DATASET EXCERPTS:
Segment Open
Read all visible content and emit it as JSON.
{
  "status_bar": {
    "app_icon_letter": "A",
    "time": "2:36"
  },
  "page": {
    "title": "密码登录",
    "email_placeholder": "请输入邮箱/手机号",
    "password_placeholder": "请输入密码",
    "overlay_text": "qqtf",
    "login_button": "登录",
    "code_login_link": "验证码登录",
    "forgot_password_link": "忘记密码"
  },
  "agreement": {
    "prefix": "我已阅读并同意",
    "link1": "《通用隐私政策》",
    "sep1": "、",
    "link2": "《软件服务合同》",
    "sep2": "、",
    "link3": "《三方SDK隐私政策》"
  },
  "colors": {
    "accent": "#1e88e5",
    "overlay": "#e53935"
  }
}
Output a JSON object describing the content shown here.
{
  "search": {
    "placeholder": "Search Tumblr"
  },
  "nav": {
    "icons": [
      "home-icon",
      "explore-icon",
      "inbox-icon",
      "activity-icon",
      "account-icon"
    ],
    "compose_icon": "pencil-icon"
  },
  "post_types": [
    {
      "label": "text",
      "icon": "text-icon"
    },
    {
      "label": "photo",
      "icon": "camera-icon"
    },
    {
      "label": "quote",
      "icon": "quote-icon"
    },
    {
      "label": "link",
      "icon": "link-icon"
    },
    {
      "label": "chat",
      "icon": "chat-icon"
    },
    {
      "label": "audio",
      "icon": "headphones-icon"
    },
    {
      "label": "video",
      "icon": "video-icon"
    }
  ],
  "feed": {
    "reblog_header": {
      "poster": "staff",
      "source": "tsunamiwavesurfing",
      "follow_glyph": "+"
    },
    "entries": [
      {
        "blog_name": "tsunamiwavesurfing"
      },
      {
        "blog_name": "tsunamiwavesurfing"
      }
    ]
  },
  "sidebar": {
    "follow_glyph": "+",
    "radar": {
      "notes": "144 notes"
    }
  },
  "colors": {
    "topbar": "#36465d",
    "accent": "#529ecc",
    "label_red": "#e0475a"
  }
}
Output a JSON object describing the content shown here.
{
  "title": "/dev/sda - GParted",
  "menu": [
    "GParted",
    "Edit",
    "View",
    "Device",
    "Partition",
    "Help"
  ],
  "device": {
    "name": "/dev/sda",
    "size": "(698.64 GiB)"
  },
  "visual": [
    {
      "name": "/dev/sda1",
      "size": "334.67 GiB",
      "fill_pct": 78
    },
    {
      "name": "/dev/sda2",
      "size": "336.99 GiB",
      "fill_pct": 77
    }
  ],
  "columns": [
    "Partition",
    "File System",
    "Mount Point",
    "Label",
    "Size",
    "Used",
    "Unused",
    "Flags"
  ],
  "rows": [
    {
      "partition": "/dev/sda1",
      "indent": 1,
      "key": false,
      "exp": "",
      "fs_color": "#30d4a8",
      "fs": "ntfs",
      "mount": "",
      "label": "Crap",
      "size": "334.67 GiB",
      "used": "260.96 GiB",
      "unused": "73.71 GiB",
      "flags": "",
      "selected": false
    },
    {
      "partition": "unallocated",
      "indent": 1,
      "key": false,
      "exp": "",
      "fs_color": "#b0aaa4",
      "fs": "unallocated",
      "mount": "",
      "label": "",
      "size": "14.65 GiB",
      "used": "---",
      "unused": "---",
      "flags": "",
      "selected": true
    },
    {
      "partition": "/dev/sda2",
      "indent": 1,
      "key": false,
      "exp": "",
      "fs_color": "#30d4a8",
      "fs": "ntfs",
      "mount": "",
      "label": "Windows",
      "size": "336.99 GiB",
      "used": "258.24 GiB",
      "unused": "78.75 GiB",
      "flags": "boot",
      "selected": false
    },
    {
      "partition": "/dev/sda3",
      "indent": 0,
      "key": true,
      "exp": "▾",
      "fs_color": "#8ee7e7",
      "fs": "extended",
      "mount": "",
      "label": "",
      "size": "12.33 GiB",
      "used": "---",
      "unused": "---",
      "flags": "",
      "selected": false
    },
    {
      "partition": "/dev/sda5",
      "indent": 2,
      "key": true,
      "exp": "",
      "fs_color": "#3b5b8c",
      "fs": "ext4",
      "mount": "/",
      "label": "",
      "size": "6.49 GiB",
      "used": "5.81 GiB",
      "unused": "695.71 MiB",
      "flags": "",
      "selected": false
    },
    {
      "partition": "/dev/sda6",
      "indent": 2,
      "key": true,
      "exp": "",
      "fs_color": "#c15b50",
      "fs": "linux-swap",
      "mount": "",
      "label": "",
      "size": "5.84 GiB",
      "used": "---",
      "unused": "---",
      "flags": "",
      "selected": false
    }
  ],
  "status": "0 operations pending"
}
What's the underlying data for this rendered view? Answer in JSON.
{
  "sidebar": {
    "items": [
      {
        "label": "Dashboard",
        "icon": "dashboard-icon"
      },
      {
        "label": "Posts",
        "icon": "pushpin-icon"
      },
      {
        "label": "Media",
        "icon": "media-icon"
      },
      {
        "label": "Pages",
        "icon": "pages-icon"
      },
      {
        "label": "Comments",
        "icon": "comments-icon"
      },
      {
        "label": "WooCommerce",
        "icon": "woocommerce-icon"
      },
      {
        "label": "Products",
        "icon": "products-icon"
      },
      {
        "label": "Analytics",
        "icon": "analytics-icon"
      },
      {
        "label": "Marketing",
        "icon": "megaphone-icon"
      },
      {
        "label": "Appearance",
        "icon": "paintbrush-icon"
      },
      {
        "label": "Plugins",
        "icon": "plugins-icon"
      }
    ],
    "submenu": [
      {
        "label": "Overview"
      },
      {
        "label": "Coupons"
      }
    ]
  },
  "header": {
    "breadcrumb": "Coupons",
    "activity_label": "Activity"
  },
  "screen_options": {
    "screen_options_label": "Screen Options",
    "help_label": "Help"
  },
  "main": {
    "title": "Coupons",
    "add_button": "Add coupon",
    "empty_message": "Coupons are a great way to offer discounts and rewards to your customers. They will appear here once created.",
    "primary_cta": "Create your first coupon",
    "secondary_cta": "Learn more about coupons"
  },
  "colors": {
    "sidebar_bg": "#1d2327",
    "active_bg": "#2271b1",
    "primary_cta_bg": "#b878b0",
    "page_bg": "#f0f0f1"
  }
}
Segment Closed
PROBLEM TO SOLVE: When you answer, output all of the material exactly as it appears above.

EXERCISE SOLUTION:
Read all visible content and emit it as JSON.
{
  "status_bar": {
    "app_icon_letter": "A",
    "time": "2:36"
  },
  "page": {
    "title": "密码登录",
    "email_placeholder": "请输入邮箱/手机号",
    "password_placeholder": "请输入密码",
    "overlay_text": "qqtf",
    "login_button": "登录",
    "code_login_link": "验证码登录",
    "forgot_password_link": "忘记密码"
  },
  "agreement": {
    "prefix": "我已阅读并同意",
    "link1": "《通用隐私政策》",
    "sep1": "、",
    "link2": "《软件服务合同》",
    "sep2": "、",
    "link3": "《三方SDK隐私政策》"
  },
  "colors": {
    "accent": "#1e88e5",
    "overlay": "#e53935"
  }
}
Output a JSON object describing the content shown here.
{
  "search": {
    "placeholder": "Search Tumblr"
  },
  "nav": {
    "icons": [
      "home-icon",
      "explore-icon",
      "inbox-icon",
      "activity-icon",
      "account-icon"
    ],
    "compose_icon": "pencil-icon"
  },
  "post_types": [
    {
      "label": "text",
      "icon": "text-icon"
    },
    {
      "label": "photo",
      "icon": "camera-icon"
    },
    {
      "label": "quote",
      "icon": "quote-icon"
    },
    {
      "label": "link",
      "icon": "link-icon"
    },
    {
      "label": "chat",
      "icon": "chat-icon"
    },
    {
      "label": "audio",
      "icon": "headphones-icon"
    },
    {
      "label": "video",
      "icon": "video-icon"
    }
  ],
  "feed": {
    "reblog_header": {
      "poster": "staff",
      "source": "tsunamiwavesurfing",
      "follow_glyph": "+"
    },
    "entries": [
      {
        "blog_name": "tsunamiwavesurfing"
      },
      {
        "blog_name": "tsunamiwavesurfing"
      }
    ]
  },
  "sidebar": {
    "follow_glyph": "+",
    "radar": {
      "notes": "144 notes"
    }
  },
  "colors": {
    "topbar": "#36465d",
    "accent": "#529ecc",
    "label_red": "#e0475a"
  }
}
Output a JSON object describing the content shown here.
{
  "title": "/dev/sda - GParted",
  "menu": [
    "GParted",
    "Edit",
    "View",
    "Device",
    "Partition",
    "Help"
  ],
  "device": {
    "name": "/dev/sda",
    "size": "(698.64 GiB)"
  },
  "visual": [
    {
      "name": "/dev/sda1",
      "size": "334.67 GiB",
      "fill_pct": 78
    },
    {
      "name": "/dev/sda2",
      "size": "336.99 GiB",
      "fill_pct": 77
    }
  ],
  "columns": [
    "Partition",
    "File System",
    "Mount Point",
    "Label",
    "Size",
    "Used",
    "Unused",
    "Flags"
  ],
  "rows": [
    {
      "partition": "/dev/sda1",
      "indent": 1,
      "key": false,
      "exp": "",
      "fs_color": "#30d4a8",
      "fs": "ntfs",
      "mount": "",
      "label": "Crap",
      "size": "334.67 GiB",
      "used": "260.96 GiB",
      "unused": "73.71 GiB",
      "flags": "",
      "selected": false
    },
    {
      "partition": "unallocated",
      "indent": 1,
      "key": false,
      "exp": "",
      "fs_color": "#b0aaa4",
      "fs": "unallocated",
      "mount": "",
      "label": "",
      "size": "14.65 GiB",
      "used": "---",
      "unused": "---",
      "flags": "",
      "selected": true
    },
    {
      "partition": "/dev/sda2",
      "indent": 1,
      "key": false,
      "exp": "",
      "fs_color": "#30d4a8",
      "fs": "ntfs",
      "mount": "",
      "label": "Windows",
      "size": "336.99 GiB",
      "used": "258.24 GiB",
      "unused": "78.75 GiB",
      "flags": "boot",
      "selected": false
    },
    {
      "partition": "/dev/sda3",
      "indent": 0,
      "key": true,
      "exp": "▾",
      "fs_color": "#8ee7e7",
      "fs": "extended",
      "mount": "",
      "label": "",
      "size": "12.33 GiB",
      "used": "---",
      "unused": "---",
      "flags": "",
      "selected": false
    },
    {
      "partition": "/dev/sda5",
      "indent": 2,
      "key": true,
      "exp": "",
      "fs_color": "#3b5b8c",
      "fs": "ext4",
      "mount": "/",
      "label": "",
      "size": "6.49 GiB",
      "used": "5.81 GiB",
      "unused": "695.71 MiB",
      "flags": "",
      "selected": false
    },
    {
      "partition": "/dev/sda6",
      "indent": 2,
      "key": true,
      "exp": "",
      "fs_color": "#c15b50",
      "fs": "linux-swap",
      "mount": "",
      "label": "",
      "size": "5.84 GiB",
      "used": "---",
      "unused": "---",
      "flags": "",
      "selected": false
    }
  ],
  "status": "0 operations pending"
}
What's the underlying data for this rendered view? Answer in JSON.
{
  "sidebar": {
    "items": [
      {
        "label": "Dashboard",
        "icon": "dashboard-icon"
      },
      {
        "label": "Posts",
        "icon": "pushpin-icon"
      },
      {
        "label": "Media",
        "icon": "media-icon"
      },
      {
        "label": "Pages",
        "icon": "pages-icon"
      },
      {
        "label": "Comments",
        "icon": "comments-icon"
      },
      {
        "label": "WooCommerce",
        "icon": "woocommerce-icon"
      },
      {
        "label": "Products",
        "icon": "products-icon"
      },
      {
        "label": "Analytics",
        "icon": "analytics-icon"
      },
      {
        "label": "Marketing",
        "icon": "megaphone-icon"
      },
      {
        "label": "Appearance",
        "icon": "paintbrush-icon"
      },
      {
        "label": "Plugins",
        "icon": "plugins-icon"
      }
    ],
    "submenu": [
      {
        "label": "Overview"
      },
      {
        "label": "Coupons"
      }
    ]
  },
  "header": {
    "breadcrumb": "Coupons",
    "activity_label": "Activity"
  },
  "screen_options": {
    "screen_options_label": "Screen Options",
    "help_label": "Help"
  },
  "main": {
    "title": "Coupons",
    "add_button": "Add coupon",
    "empty_message": "Coupons are a great way to offer discounts and rewards to your customers. They will appear here once created.",
    "primary_cta": "Create your first coupon",
    "secondary_cta": "Learn more about coupons"
  },
  "colors": {
    "sidebar_bg": "#1d2327",
    "active_bg": "#2271b1",
    "primary_cta_bg": "#b878b0",
    "page_bg": "#f0f0f1"
  }
}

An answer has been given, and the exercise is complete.